For the rest of us it's worth remembering doping headlines are just that - lines - not even paragraphs, much less the whole story.

Photo above - Jonathan Vaughters, CEO and Director Sportif of Garmin-Transitions from ESPN Magazine.

Tuesday, April 12, 2011

Carnage on the cobbles

"Even those lucky enough to make it to the velodrome in Roubaix, those who hadn't crashed, face days of recovery from muscles battered by jackhammering over the pavé and spent hacking up half the French countryside from their lungs."

Nice little bit and photos in CyclingNews today:

Photo gallery: Carnage on the cobbles

And some lovely Paris-Roubaix slow-mo video from over on - Amazing Slomo Footage

Monday, April 11, 2011

With Panache Second IS Winning

It's been 24 hours now and most of the pave dust has settled back into the Flanderian farmlands for another cycling season. But with a week before we move on to the Wallonne it's worth considering the cobbles one last time - and the superman efforts and "strategerie", as our former President would have called it, of perhaps one of the finest "old school" cyclist of our time - Fabian Cancellara.

I say old school with great affection here. To me old school means 'panache', it means having the cojones to attack and make racing your bike what it is - fun! And when you are done it means knowing you gave everything and being incredibly proud of that.

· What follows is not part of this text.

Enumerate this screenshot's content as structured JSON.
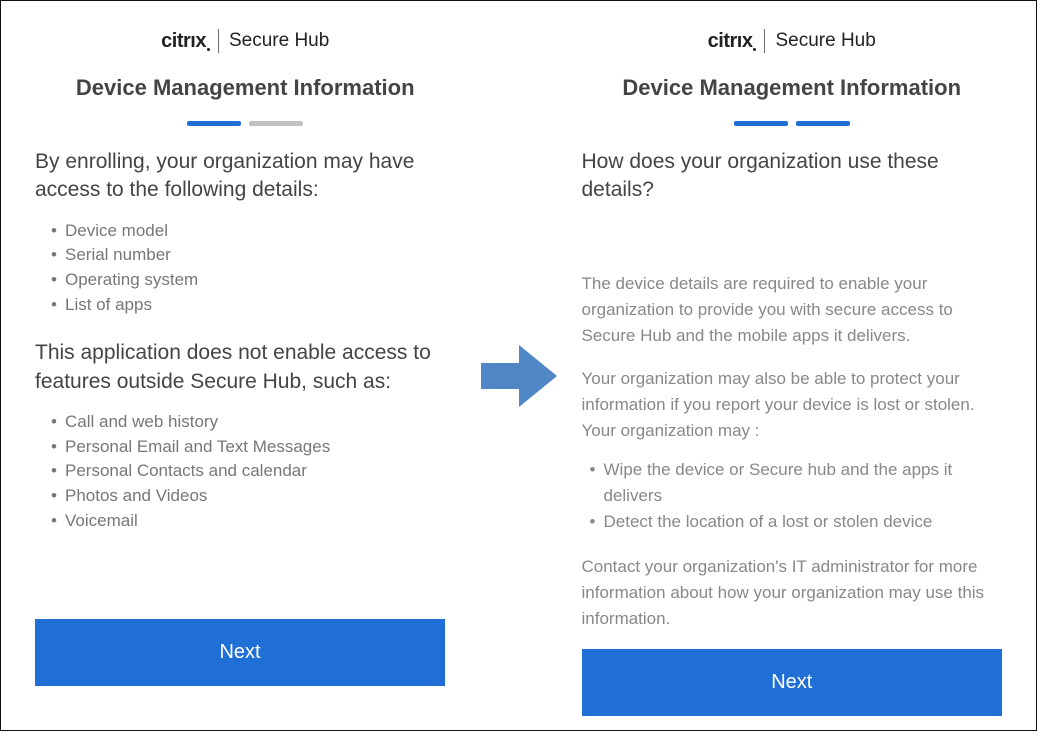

Ya ya, I know it's professional, and sponsors pay for wins, and contracts are based on doing your job, but for heaven sake it's also about riding your bike. And that's why we love guys like Jens Voigt and Gilbert and Cancellara - they love riding their bike, they have panache. Somewhere along the line they found the old mold and discovered it wasn't broken. Ya know, the one that created Bernard Hinaut and Eddy Merkx, Fausto Coppi and Henri Pélissier.

"Cancellara’s biggest error was undoubtedly his performance in E3. It sounds perverse but did he need to show his hand that early, did he need to demonstrate such dominance in a race of mediocre importance? From that moment on, he moved from being Cancellara the favourite to being Superman, and every team, every rival, based their tactics not perhaps on their strengths but on his weaknesses."

Maybe Cancellara would argue there is no "race of mediocre importance". Cycling may be the one sport in the world where second is a winner: because it's done with panache - exploding out of a group of wheel-suckers (including the rainbow jersey wearer) to bridge a seemingly insurmountable gap to the remainder of the break group, then blow them away to finish second. Panache IS winning.

It would be interesting to the Cannibal's take on "biggest error."

The kids at CyclingNews went on to add -
"Yet it’s still hard to be critical of a rider who was essentially riding as a one-man team. The CN staff joked about letting him ride the TTT at this year’s Tour de France by himself this July. We stopped laughing once we realised he could actually win." -

Yes, I think the boy could knock off several other entire teams. Not because he is fast, which he is, nor because he is insanely strong, which he is, but because he would try it - he has panache!

Friday, April 8, 2011

Cancellara Inspires the Crotchety Old Guys

Ya gotta love the old Pros who pull no punches - the grand beauty of getting old - besides getting to tell everyone how old you are.

Gazzetta dello Sport also asked De Vlaeminck about Filippo Pozzato. He dismisses the Italian with some hard truths and blunt criticism about owning a Ferrari.

“Pozzato was a champion when he was young and had more class than Boonen. His problem is that he’s too good looking to be a rider.”

“A Ferrari is not the car for a rider, it’s for a footballer. The boss of Brooklyn (Giorgio Perfetti) gave me a Ferrari when I won Milan-San Remo but I couldn’t get my bike in the boot and had to take the saddle off, which I then forgot at home. I sold it after a year.”

More of Roger's bluntness: De Vlaeminck picks Cancellara as his Paris-Roubaix heir